#### [EXERCISE DETAILS]
List all lines in the material below that contain "Salário".

BEGIN DATASET

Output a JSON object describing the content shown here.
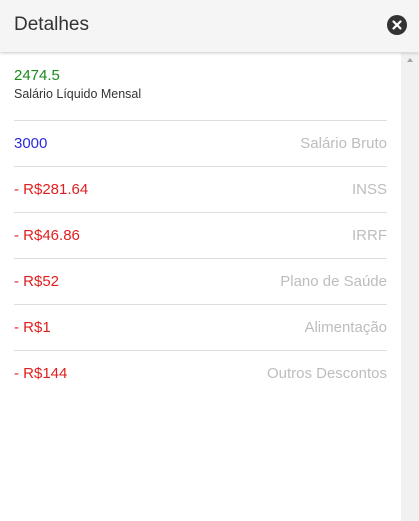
{
  "header": {
    "title": "Detalhes",
    "close_icon": "close-icon"
  },
  "summary": {
    "net_value": "2474.5",
    "net_label": "Salário Líquido Mensal",
    "net_color": "#1a8a1a"
  },
  "rows": [
    {
      "value": "3000",
      "label": "Salário Bruto",
      "color": "#2a2ae0"
    },
    {
      "value": "- R$281.64",
      "label": "INSS",
      "color": "#e02020"
    },
    {
      "value": "- R$46.86",
      "label": "IRRF",
      "color": "#e02020"
    },
    {
      "value": "- R$52",
      "label": "Plano de Saúde",
      "color": "#e02020"
    },
    {
      "value": "- R$1",
      "label": "Alimentação",
      "color": "#e02020"
    },
    {
      "value": "- R$144",
      "label": "Outros Descontos",
      "color": "#e02020"
    }
  ]
}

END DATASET

#### [EXERCISE OUTPUT]
    "net_label": "Salário Líquido Mensal",
      "label": "Salário Bruto",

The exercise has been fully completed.